I’m particularly aware of the general irrelevance of my experience in Italy as a friend has just come back from Jordan and the West Bank. Her observations are moral, political, historical, social. She has seen guns, poverty, and injustice. I’ve just driven around a few hill towns.
So it is difficult to think of the adequate or just word to explain my recent trip to Italy. How do you say what it was like without slipping into syrup? I’m at a loss, and will have to just try to avoid wobbling into treacle as much as I can.
I’ve wanted to go to Italy for several years, and besieged A. to go. He finally agreed, as long as we avoided cities. A. did not like Barcelona. He is not a fan of Paris. So, no Rome, no Florence, no Naples. No museums or art galleries or hours trying to fit everything in. We would try to lie low, eat good food, see new vistas, survive in someone else’s normal, not try to conquer the landscape as though it’d never been done before.
I learned a bit of Italian. A. gave me an Italian Pimsleur course, which I would practice while getting dressed in the morning and undressed in the evening for two months. A bombastic American voice would announce, ‘Say “I’d like some white wine”’, and I would dutifully mangle or parrot back what I’d retained. David Sedaris has written about the entertaining codification of national biases in various Pimsleur courses, and the Pimsleur Italian course prepared me to ward off unwanted insistent admirers, to contradict everything my male companion said, and to describe my large brood of children.

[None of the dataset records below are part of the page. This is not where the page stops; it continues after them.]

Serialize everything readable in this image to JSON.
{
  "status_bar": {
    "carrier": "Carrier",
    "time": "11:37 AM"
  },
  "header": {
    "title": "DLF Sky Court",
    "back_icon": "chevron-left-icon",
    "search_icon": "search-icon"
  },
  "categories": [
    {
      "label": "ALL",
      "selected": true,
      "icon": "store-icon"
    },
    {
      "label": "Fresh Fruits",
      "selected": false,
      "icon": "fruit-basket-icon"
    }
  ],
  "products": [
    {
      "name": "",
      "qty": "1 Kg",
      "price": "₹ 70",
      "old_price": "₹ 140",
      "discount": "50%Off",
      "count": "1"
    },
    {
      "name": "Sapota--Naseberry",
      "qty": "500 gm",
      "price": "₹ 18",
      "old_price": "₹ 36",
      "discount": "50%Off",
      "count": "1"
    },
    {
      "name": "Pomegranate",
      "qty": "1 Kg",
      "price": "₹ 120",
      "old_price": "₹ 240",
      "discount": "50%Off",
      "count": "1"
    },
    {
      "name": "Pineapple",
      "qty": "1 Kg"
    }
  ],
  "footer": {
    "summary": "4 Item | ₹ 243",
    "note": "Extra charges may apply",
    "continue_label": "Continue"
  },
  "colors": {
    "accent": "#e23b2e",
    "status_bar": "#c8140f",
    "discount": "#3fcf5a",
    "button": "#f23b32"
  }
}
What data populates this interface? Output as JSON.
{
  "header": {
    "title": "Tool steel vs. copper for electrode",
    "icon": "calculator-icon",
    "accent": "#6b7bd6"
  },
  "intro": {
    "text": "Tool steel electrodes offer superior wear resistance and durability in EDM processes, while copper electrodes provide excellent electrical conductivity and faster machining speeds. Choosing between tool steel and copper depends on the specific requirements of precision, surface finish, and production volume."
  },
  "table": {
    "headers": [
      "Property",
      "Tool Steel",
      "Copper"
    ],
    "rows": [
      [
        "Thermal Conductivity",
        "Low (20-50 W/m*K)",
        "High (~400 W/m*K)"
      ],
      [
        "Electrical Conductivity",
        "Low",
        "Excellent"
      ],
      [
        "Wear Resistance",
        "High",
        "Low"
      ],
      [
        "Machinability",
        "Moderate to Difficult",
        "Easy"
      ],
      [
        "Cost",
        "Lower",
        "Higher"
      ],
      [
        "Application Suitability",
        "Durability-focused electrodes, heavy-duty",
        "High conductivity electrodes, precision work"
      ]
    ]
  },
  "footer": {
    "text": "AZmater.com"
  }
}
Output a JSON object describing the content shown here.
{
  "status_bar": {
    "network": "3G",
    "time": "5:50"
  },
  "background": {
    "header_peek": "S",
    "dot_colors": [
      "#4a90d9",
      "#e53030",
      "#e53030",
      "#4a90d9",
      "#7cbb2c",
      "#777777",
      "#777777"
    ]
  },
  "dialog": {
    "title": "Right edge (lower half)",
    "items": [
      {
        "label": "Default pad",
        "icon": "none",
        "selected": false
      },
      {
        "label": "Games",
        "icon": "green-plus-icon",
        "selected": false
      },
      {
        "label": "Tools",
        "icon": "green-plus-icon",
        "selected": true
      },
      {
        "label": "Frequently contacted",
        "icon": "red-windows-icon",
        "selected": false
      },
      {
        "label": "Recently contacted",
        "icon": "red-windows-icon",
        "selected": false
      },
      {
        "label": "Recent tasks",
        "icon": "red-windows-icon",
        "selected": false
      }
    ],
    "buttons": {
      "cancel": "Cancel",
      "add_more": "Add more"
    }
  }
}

I coupled that with a textbook called Ciao! which was mostly for vocabulary and spelling (Italian does have a few silent or elided letters), and found a conjugation handbook at the £2 bookstore. This, plus a smattering of reading on the Medicis, was all our preparation. I packed my new Dante, which I envisioned myself translating piecemeal on a sunburnt hill, and my textbooks (read: crutches) and Pietro Grossi’s new novel in English and set off.